Please give every record below again exactly, and keep the pictures out.

------

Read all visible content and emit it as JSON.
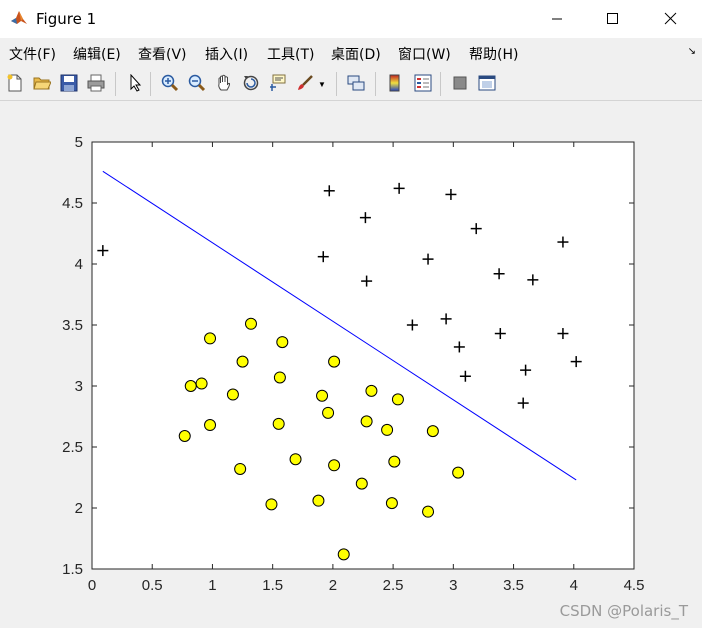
{
  "window": {
    "title": "Figure 1",
    "minimize_icon": "minimize-icon",
    "maximize_icon": "maximize-icon",
    "close_icon": "close-icon"
  },
  "menu": [
    {
      "label": "文件(F)"
    },
    {
      "label": "编辑(E)"
    },
    {
      "label": "查看(V)"
    },
    {
      "label": "插入(I)"
    },
    {
      "label": "工具(T)"
    },
    {
      "label": "桌面(D)"
    },
    {
      "label": "窗口(W)"
    },
    {
      "label": "帮助(H)"
    }
  ],
  "toolbar": {
    "icons": [
      "new-figure-icon",
      "open-icon",
      "save-icon",
      "print-icon",
      "select-arrow-icon",
      "zoom-in-icon",
      "zoom-out-icon",
      "pan-hand-icon",
      "rotate-3d-icon",
      "data-cursor-icon",
      "brush-icon",
      "link-plot-icon",
      "colorbar-icon",
      "legend-icon",
      "hide-plot-tools-icon",
      "show-plot-tools-icon"
    ]
  },
  "watermark": "CSDN @Polaris_T",
  "chart_data": {
    "type": "scatter",
    "title": "",
    "xlabel": "",
    "ylabel": "",
    "xlim": [
      0,
      4.5
    ],
    "ylim": [
      1.5,
      5
    ],
    "xticks": [
      "0",
      "0.5",
      "1",
      "1.5",
      "2",
      "2.5",
      "3",
      "3.5",
      "4",
      "4.5"
    ],
    "yticks": [
      "1.5",
      "2",
      "2.5",
      "3",
      "3.5",
      "4",
      "4.5",
      "5"
    ],
    "grid": false,
    "series": [
      {
        "marker": "plus",
        "color": "#000000",
        "points": [
          [
            0.09,
            4.11
          ],
          [
            1.97,
            4.6
          ],
          [
            2.27,
            4.38
          ],
          [
            2.55,
            4.62
          ],
          [
            2.98,
            4.57
          ],
          [
            3.19,
            4.29
          ],
          [
            3.91,
            4.18
          ],
          [
            1.92,
            4.06
          ],
          [
            2.28,
            3.86
          ],
          [
            2.79,
            4.04
          ],
          [
            3.38,
            3.92
          ],
          [
            3.66,
            3.87
          ],
          [
            2.66,
            3.5
          ],
          [
            2.94,
            3.55
          ],
          [
            3.39,
            3.43
          ],
          [
            3.91,
            3.43
          ],
          [
            4.02,
            3.2
          ],
          [
            3.05,
            3.32
          ],
          [
            3.1,
            3.08
          ],
          [
            3.6,
            3.13
          ],
          [
            3.58,
            2.86
          ]
        ]
      },
      {
        "marker": "circle",
        "color": "#ffff00",
        "points": [
          [
            0.77,
            2.59
          ],
          [
            0.82,
            3.0
          ],
          [
            0.91,
            3.02
          ],
          [
            0.98,
            3.39
          ],
          [
            0.98,
            2.68
          ],
          [
            1.17,
            2.93
          ],
          [
            1.23,
            2.32
          ],
          [
            1.25,
            3.2
          ],
          [
            1.32,
            3.51
          ],
          [
            1.49,
            2.03
          ],
          [
            1.55,
            2.69
          ],
          [
            1.56,
            3.07
          ],
          [
            1.58,
            3.36
          ],
          [
            1.69,
            2.4
          ],
          [
            1.88,
            2.06
          ],
          [
            1.91,
            2.92
          ],
          [
            1.96,
            2.78
          ],
          [
            2.01,
            3.2
          ],
          [
            2.01,
            2.35
          ],
          [
            2.09,
            1.62
          ],
          [
            2.24,
            2.2
          ],
          [
            2.28,
            2.71
          ],
          [
            2.32,
            2.96
          ],
          [
            2.45,
            2.64
          ],
          [
            2.49,
            2.04
          ],
          [
            2.51,
            2.38
          ],
          [
            2.54,
            2.89
          ],
          [
            2.79,
            1.97
          ],
          [
            2.83,
            2.63
          ],
          [
            3.04,
            2.29
          ]
        ]
      }
    ],
    "decision_boundary": {
      "color": "#0000ff",
      "points": [
        [
          0.09,
          4.76
        ],
        [
          4.02,
          2.23
        ]
      ]
    }
  }
}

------

**RESULT FOR THIS EXERCISE**
Read all visible content and emit it as JSON.
{
  "window": {
    "title": "Figure 1",
    "minimize_icon": "minimize-icon",
    "maximize_icon": "maximize-icon",
    "close_icon": "close-icon"
  },
  "menu": [
    {
      "label": "文件(F)"
    },
    {
      "label": "编辑(E)"
    },
    {
      "label": "查看(V)"
    },
    {
      "label": "插入(I)"
    },
    {
      "label": "工具(T)"
    },
    {
      "label": "桌面(D)"
    },
    {
      "label": "窗口(W)"
    },
    {
      "label": "帮助(H)"
    }
  ],
  "toolbar": {
    "icons": [
      "new-figure-icon",
      "open-icon",
      "save-icon",
      "print-icon",
      "select-arrow-icon",
      "zoom-in-icon",
      "zoom-out-icon",
      "pan-hand-icon",
      "rotate-3d-icon",
      "data-cursor-icon",
      "brush-icon",
      "link-plot-icon",
      "colorbar-icon",
      "legend-icon",
      "hide-plot-tools-icon",
      "show-plot-tools-icon"
    ]
  },
  "watermark": "CSDN @Polaris_T",
  "chart_data": {
    "type": "scatter",
    "title": "",
    "xlabel": "",
    "ylabel": "",
    "xlim": [
      0,
      4.5
    ],
    "ylim": [
      1.5,
      5
    ],
    "xticks": [
      "0",
      "0.5",
      "1",
      "1.5",
      "2",
      "2.5",
      "3",
      "3.5",
      "4",
      "4.5"
    ],
    "yticks": [
      "1.5",
      "2",
      "2.5",
      "3",
      "3.5",
      "4",
      "4.5",
      "5"
    ],
    "grid": false,
    "series": [
      {
        "marker": "plus",
        "color": "#000000",
        "points": [
          [
            0.09,
            4.11
          ],
          [
            1.97,
            4.6
          ],
          [
            2.27,
            4.38
          ],
          [
            2.55,
            4.62
          ],
          [
            2.98,
            4.57
          ],
          [
            3.19,
            4.29
          ],
          [
            3.91,
            4.18
          ],
          [
            1.92,
            4.06
          ],
          [
            2.28,
            3.86
          ],
          [
            2.79,
            4.04
          ],
          [
            3.38,
            3.92
          ],
          [
            3.66,
            3.87
          ],
          [
            2.66,
            3.5
          ],
          [
            2.94,
            3.55
          ],
          [
            3.39,
            3.43
          ],
          [
            3.91,
            3.43
          ],
          [
            4.02,
            3.2
          ],
          [
            3.05,
            3.32
          ],
          [
            3.1,
            3.08
          ],
          [
            3.6,
            3.13
          ],
          [
            3.58,
            2.86
          ]
        ]
      },
      {
        "marker": "circle",
        "color": "#ffff00",
        "points": [
          [
            0.77,
            2.59
          ],
          [
            0.82,
            3.0
          ],
          [
            0.91,
            3.02
          ],
          [
            0.98,
            3.39
          ],
          [
            0.98,
            2.68
          ],
          [
            1.17,
            2.93
          ],
          [
            1.23,
            2.32
          ],
          [
            1.25,
            3.2
          ],
          [
            1.32,
            3.51
          ],
          [
            1.49,
            2.03
          ],
          [
            1.55,
            2.69
          ],
          [
            1.56,
            3.07
          ],
          [
            1.58,
            3.36
          ],
          [
            1.69,
            2.4
          ],
          [
            1.88,
            2.06
          ],
          [
            1.91,
            2.92
          ],
          [
            1.96,
            2.78
          ],
          [
            2.01,
            3.2
          ],
          [
            2.01,
            2.35
          ],
          [
            2.09,
            1.62
          ],
          [
            2.24,
            2.2
          ],
          [
            2.28,
            2.71
          ],
          [
            2.32,
            2.96
          ],
          [
            2.45,
            2.64
          ],
          [
            2.49,
            2.04
          ],
          [
            2.51,
            2.38
          ],
          [
            2.54,
            2.89
          ],
          [
            2.79,
            1.97
          ],
          [
            2.83,
            2.63
          ],
          [
            3.04,
            2.29
          ]
        ]
      }
    ],
    "decision_boundary": {
      "color": "#0000ff",
      "points": [
        [
          0.09,
          4.76
        ],
        [
          4.02,
          2.23
        ]
      ]
    }
  }
}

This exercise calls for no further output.